Caught by the River

Tahoe Fly Fishing

9th October 2010

By Katie Tokus

I’m on a USA birthday roadtrip to find myself and the land of my father(s). I’m on a Pilgrimage (from Plymouth too!) to music meccas – place names on the map that all have songs written about them. I’m a soon-to-be-40 wannabe Squaw angler, which finds me tying my hair in plaits and going to hunt trout near Lake Tahoe, California, on my first ever fly-fishing mission.

Me and roadtrip buddy Amanda were decompressing after attending The Burning Man festival in the salt-pan Black Rock Desert of Nevada. Seven days of alkaline dust pushed us toward the pines and clear water of Lake Tahoe.
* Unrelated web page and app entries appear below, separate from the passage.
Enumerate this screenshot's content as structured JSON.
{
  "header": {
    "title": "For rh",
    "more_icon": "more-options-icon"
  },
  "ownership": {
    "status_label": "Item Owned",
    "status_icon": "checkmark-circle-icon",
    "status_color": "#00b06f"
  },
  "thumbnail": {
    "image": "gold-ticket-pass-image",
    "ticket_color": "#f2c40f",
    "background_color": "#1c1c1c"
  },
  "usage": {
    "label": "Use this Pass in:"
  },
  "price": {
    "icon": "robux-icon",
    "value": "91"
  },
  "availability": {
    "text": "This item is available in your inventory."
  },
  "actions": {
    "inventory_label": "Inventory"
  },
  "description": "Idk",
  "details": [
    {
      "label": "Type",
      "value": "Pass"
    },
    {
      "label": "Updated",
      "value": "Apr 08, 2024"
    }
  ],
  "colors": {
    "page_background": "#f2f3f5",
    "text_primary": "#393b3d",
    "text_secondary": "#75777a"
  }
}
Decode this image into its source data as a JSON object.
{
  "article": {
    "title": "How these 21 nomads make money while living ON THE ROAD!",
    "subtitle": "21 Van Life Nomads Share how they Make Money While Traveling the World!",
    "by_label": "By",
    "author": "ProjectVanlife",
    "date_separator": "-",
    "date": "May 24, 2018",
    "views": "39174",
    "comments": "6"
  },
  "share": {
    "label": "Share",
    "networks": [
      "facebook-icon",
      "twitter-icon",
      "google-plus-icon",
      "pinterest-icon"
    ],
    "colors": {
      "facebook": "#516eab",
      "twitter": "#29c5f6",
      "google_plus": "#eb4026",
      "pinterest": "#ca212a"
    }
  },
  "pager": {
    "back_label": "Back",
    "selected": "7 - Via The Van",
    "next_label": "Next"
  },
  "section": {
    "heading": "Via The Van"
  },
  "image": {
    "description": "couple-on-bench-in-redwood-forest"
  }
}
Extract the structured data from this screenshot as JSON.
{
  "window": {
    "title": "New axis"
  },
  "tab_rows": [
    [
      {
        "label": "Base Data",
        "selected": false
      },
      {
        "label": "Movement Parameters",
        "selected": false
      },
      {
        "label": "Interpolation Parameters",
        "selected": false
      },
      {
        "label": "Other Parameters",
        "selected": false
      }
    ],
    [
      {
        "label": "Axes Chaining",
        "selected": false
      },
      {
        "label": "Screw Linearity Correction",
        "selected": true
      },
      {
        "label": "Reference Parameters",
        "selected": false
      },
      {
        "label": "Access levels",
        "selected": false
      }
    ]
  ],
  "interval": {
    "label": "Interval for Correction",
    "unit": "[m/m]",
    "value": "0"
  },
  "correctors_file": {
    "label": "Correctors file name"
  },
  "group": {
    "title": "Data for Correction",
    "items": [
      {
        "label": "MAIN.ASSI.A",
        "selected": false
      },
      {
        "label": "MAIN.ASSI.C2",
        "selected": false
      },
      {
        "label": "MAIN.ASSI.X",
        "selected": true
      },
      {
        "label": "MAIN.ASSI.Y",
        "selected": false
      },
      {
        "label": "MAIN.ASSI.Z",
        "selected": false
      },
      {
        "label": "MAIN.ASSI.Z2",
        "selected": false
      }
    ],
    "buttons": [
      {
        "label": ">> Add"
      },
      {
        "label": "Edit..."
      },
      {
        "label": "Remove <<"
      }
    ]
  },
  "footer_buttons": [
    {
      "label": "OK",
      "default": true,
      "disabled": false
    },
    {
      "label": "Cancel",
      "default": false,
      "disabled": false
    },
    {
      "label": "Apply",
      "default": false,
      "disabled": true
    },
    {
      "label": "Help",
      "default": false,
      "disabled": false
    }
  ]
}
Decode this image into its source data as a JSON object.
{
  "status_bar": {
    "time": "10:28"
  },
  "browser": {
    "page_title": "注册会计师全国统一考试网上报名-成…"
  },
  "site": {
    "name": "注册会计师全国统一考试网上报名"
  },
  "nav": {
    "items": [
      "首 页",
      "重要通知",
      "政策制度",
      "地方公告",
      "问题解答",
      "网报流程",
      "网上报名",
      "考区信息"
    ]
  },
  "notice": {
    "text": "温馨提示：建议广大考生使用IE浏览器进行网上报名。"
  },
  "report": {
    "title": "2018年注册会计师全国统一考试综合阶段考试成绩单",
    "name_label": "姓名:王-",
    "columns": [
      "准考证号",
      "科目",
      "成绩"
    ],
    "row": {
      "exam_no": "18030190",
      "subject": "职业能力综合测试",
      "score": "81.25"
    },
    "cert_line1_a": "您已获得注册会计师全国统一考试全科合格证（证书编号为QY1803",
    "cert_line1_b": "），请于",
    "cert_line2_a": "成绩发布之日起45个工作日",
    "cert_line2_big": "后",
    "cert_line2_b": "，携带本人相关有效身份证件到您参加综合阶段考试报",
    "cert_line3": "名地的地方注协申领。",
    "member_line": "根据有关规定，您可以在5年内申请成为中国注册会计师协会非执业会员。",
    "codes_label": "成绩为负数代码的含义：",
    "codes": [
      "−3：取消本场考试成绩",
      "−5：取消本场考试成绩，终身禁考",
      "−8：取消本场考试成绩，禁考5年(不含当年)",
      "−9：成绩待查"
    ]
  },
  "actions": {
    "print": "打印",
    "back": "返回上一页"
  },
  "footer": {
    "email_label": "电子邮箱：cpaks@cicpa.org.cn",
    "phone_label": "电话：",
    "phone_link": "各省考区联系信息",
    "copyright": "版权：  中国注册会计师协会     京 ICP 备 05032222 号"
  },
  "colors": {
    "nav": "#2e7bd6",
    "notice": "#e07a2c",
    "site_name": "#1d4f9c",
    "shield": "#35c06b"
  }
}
After a week of freely and radically self-expressing at The Burn, we needed a simpler outdoor life. So we camped at altitude at South Lake Tahoe, in two Govt campgrounds: DL Bliss and Meeks Bay. But after a couple of days we were craving more activity in our simpler lives.

Picking up a free newspaper in town, we found an advert for a half-day’s guided fishing with Tahoe Fly Fishing. Sunday dawned and we rose at 5.45am to meet our guide Pete at the store in town. Fitted with Goretex waders and boots, we drove an hour to the fast-flowing East Carson River and Pete’s favoured spots. We were Indicator Nymphing – using a bobber float and a weighted caddis fly (great for brand newbies like us). Plus we were slap-bang in the middle of the good times: the cooler temperatures of September until the season ends in mid-November.

Immediately we saw fish. Big rainbow trout. A week before, the river had been restocked. But they weren’t biting. Which was lucky because we weren’t casting right.

Pete was a fish-looker and got us to aim our flies to drift over the fish’s noses. To no avail. We moved to another place, and another and another – all beautiful with the backdrop of mountains and pines. In our drive between spots, Pete told tales of bears in his back garden, arrowhead excavations of the Washoe Indian Tribe, pioneers winching wagon trains through the rocky pass in 1855, nuggets of gold found in the river. We were in Alpine County in Northern California – with a sparse population, a number of black bears and mountain lions.

As we approached another spot, Pete took his skilled eyes from the river and looked upwards, spotting a rare sight: a bald eagle. We were lucky enough to see the USA’s national bird.

The East Carson River holds rainbow trout, mountain whitefish and dace, but this seemed academic until I pulled in a tiddler trout, not even a pound in weight. But we’d broken our duck and we started to concentrate in earnest. Amanda landed another little’un, but it wasn’t until the final swim was reached that things hotted up.

We were at a fast-flowing confluence of overhanging and submerged rocks, just down from a roadbridge. Pete spied some fish in the shadow of the overhang and we swept our indicators past the hiding fish. It was about 12noon, the sun was bright and hot and we had another half-hour of Pete’s time.

Yet again our eyes were pulled upwards by another bird: this time, an osprey, spreading its black and white wings out to give us a big show. Two birds spotted by two birds. If we caught nothing else that day, we’d been treated to these rare sights.

But the session wasn’t over and Pete seemed to take on extra determination to land a bigger fish and give us the full fly-fishing experience. He took over Amanda’s rod and guided the bobber perfectly in front of a cruising biggie. It bit and Pete handed the rod to Amanda, who took on the fight bravely. This buck rainbow was pulling her rod over and down – running for rock cover, heading back to its refuge beneath the overhang.

Amanda listened to Pete’s patient landing suggestions while I photographed the struggle on the BlackBerry. She kept the rod tip up and after 10 minutes Pete was able to net the fish expertly and comfortably. He estimated it at about 21 inches long and 6lb.

By way of a salute, a family of ospreys flew over, the first one clutching its own rainbow trout. Our first day’s fly-fishing was complete.